Information given START

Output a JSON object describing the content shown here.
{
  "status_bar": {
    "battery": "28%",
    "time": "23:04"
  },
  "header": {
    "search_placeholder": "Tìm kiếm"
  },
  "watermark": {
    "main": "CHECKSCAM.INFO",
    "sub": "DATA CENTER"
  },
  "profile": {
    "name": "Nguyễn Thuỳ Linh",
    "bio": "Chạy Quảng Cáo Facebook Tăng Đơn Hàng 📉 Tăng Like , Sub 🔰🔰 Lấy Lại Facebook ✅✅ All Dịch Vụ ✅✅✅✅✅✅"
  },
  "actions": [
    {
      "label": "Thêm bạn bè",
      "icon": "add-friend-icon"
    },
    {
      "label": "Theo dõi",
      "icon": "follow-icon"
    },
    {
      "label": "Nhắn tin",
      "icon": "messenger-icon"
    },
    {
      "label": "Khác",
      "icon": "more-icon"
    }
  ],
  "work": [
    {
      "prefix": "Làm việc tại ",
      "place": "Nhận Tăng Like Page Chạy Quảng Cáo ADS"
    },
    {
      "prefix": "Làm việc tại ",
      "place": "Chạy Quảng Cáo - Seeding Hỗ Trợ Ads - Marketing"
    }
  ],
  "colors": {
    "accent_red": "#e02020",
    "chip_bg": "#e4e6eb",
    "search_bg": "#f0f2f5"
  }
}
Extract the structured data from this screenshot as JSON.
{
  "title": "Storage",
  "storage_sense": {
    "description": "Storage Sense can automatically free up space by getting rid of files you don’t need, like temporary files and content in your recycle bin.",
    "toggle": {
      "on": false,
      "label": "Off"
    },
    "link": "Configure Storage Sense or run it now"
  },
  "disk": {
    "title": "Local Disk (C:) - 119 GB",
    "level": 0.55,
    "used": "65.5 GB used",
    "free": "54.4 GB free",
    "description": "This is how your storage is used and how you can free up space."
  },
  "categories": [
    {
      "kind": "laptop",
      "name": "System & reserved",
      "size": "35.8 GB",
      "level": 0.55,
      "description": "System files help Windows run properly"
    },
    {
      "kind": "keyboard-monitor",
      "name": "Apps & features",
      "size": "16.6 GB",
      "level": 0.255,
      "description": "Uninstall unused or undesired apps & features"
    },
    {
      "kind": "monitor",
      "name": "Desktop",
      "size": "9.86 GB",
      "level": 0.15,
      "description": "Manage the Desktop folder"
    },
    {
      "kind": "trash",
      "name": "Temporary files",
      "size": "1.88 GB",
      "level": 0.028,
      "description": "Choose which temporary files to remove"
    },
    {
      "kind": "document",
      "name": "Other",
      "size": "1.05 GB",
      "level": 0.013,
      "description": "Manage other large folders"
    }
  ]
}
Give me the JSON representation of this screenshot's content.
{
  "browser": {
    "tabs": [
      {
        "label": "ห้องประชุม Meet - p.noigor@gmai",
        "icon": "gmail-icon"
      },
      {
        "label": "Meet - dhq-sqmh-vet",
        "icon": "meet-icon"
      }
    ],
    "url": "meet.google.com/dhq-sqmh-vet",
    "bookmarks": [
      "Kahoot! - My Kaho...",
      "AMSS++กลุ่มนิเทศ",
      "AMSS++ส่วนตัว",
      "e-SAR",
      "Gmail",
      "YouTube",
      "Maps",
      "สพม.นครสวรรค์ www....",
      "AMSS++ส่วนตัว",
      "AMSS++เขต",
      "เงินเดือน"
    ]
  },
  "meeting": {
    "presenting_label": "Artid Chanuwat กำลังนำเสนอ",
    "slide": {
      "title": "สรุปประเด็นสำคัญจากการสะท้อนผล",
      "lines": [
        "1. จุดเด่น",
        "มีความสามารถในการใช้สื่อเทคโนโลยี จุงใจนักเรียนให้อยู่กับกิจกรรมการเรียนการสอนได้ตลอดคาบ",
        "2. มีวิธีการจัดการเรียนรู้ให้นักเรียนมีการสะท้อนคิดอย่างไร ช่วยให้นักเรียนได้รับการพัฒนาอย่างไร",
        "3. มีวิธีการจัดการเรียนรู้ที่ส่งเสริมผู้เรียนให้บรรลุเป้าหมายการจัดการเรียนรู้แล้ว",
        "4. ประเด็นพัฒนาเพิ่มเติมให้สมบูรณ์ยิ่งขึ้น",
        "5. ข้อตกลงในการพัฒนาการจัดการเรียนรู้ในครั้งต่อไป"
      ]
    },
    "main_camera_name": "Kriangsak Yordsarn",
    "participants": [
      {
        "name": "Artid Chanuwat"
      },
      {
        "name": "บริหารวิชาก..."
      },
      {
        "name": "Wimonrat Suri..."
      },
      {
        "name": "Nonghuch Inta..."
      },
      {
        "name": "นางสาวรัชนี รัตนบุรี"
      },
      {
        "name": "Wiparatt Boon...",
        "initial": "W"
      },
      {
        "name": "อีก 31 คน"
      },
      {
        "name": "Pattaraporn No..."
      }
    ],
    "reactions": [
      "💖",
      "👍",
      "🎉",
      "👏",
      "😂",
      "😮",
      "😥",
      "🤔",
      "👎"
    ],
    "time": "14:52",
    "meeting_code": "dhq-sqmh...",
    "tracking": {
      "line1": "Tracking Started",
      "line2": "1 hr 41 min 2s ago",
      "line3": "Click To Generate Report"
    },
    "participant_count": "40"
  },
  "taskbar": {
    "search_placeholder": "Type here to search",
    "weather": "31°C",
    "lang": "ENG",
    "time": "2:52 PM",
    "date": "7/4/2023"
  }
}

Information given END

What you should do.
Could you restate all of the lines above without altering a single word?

Problem solution.
Output a JSON object describing the content shown here.
{
  "status_bar": {
    "battery": "28%",
    "time": "23:04"
  },
  "header": {
    "search_placeholder": "Tìm kiếm"
  },
  "watermark": {
    "main": "CHECKSCAM.INFO",
    "sub": "DATA CENTER"
  },
  "profile": {
    "name": "Nguyễn Thuỳ Linh",
    "bio": "Chạy Quảng Cáo Facebook Tăng Đơn Hàng 📉 Tăng Like , Sub 🔰🔰 Lấy Lại Facebook ✅✅ All Dịch Vụ ✅✅✅✅✅✅"
  },
  "actions": [
    {
      "label": "Thêm bạn bè",
      "icon": "add-friend-icon"
    },
    {
      "label": "Theo dõi",
      "icon": "follow-icon"
    },
    {
      "label": "Nhắn tin",
      "icon": "messenger-icon"
    },
    {
      "label": "Khác",
      "icon": "more-icon"
    }
  ],
  "work": [
    {
      "prefix": "Làm việc tại ",
      "place": "Nhận Tăng Like Page Chạy Quảng Cáo ADS"
    },
    {
      "prefix": "Làm việc tại ",
      "place": "Chạy Quảng Cáo - Seeding Hỗ Trợ Ads - Marketing"
    }
  ],
  "colors": {
    "accent_red": "#e02020",
    "chip_bg": "#e4e6eb",
    "search_bg": "#f0f2f5"
  }
}
Extract the structured data from this screenshot as JSON.
{
  "title": "Storage",
  "storage_sense": {
    "description": "Storage Sense can automatically free up space by getting rid of files you don’t need, like temporary files and content in your recycle bin.",
    "toggle": {
      "on": false,
      "label": "Off"
    },
    "link": "Configure Storage Sense or run it now"
  },
  "disk": {
    "title": "Local Disk (C:) - 119 GB",
    "level": 0.55,
    "used": "65.5 GB used",
    "free": "54.4 GB free",
    "description": "This is how your storage is used and how you can free up space."
  },
  "categories": [
    {
      "kind": "laptop",
      "name": "System & reserved",
      "size": "35.8 GB",
      "level": 0.55,
      "description": "System files help Windows run properly"
    },
    {
      "kind": "keyboard-monitor",
      "name": "Apps & features",
      "size": "16.6 GB",
      "level": 0.255,
      "description": "Uninstall unused or undesired apps & features"
    },
    {
      "kind": "monitor",
      "name": "Desktop",
      "size": "9.86 GB",
      "level": 0.15,
      "description": "Manage the Desktop folder"
    },
    {
      "kind": "trash",
      "name": "Temporary files",
      "size": "1.88 GB",
      "level": 0.028,
      "description": "Choose which temporary files to remove"
    },
    {
      "kind": "document",
      "name": "Other",
      "size": "1.05 GB",
      "level": 0.013,
      "description": "Manage other large folders"
    }
  ]
}
Give me the JSON representation of this screenshot's content.
{
  "browser": {
    "tabs": [
      {
        "label": "ห้องประชุม Meet - p.noigor@gmai",
        "icon": "gmail-icon"
      },
      {
        "label": "Meet - dhq-sqmh-vet",
        "icon": "meet-icon"
      }
    ],
    "url": "meet.google.com/dhq-sqmh-vet",
    "bookmarks": [
      "Kahoot! - My Kaho...",
      "AMSS++กลุ่มนิเทศ",
      "AMSS++ส่วนตัว",
      "e-SAR",
      "Gmail",
      "YouTube",
      "Maps",
      "สพม.นครสวรรค์ www....",
      "AMSS++ส่วนตัว",
      "AMSS++เขต",
      "เงินเดือน"
    ]
  },
  "meeting": {
    "presenting_label": "Artid Chanuwat กำลังนำเสนอ",
    "slide": {
      "title": "สรุปประเด็นสำคัญจากการสะท้อนผล",
      "lines": [
        "1. จุดเด่น",
        "มีความสามารถในการใช้สื่อเทคโนโลยี จุงใจนักเรียนให้อยู่กับกิจกรรมการเรียนการสอนได้ตลอดคาบ",
        "2. มีวิธีการจัดการเรียนรู้ให้นักเรียนมีการสะท้อนคิดอย่างไร ช่วยให้นักเรียนได้รับการพัฒนาอย่างไร",
        "3. มีวิธีการจัดการเรียนรู้ที่ส่งเสริมผู้เรียนให้บรรลุเป้าหมายการจัดการเรียนรู้แล้ว",
        "4. ประเด็นพัฒนาเพิ่มเติมให้สมบูรณ์ยิ่งขึ้น",
        "5. ข้อตกลงในการพัฒนาการจัดการเรียนรู้ในครั้งต่อไป"
      ]
    },
    "main_camera_name": "Kriangsak Yordsarn",
    "participants": [
      {
        "name": "Artid Chanuwat"
      },
      {
        "name": "บริหารวิชาก..."
      },
      {
        "name": "Wimonrat Suri..."
      },
      {
        "name": "Nonghuch Inta..."
      },
      {
        "name": "นางสาวรัชนี รัตนบุรี"
      },
      {
        "name": "Wiparatt Boon...",
        "initial": "W"
      },
      {
        "name": "อีก 31 คน"
      },
      {
        "name": "Pattaraporn No..."
      }
    ],
    "reactions": [
      "💖",
      "👍",
      "🎉",
      "👏",
      "😂",
      "😮",
      "😥",
      "🤔",
      "👎"
    ],
    "time": "14:52",
    "meeting_code": "dhq-sqmh...",
    "tracking": {
      "line1": "Tracking Started",
      "line2": "1 hr 41 min 2s ago",
      "line3": "Click To Generate Report"
    },
    "participant_count": "40"
  },
  "taskbar": {
    "search_placeholder": "Type here to search",
    "weather": "31°C",
    "lang": "ENG",
    "time": "2:52 PM",
    "date": "7/4/2023"
  }
}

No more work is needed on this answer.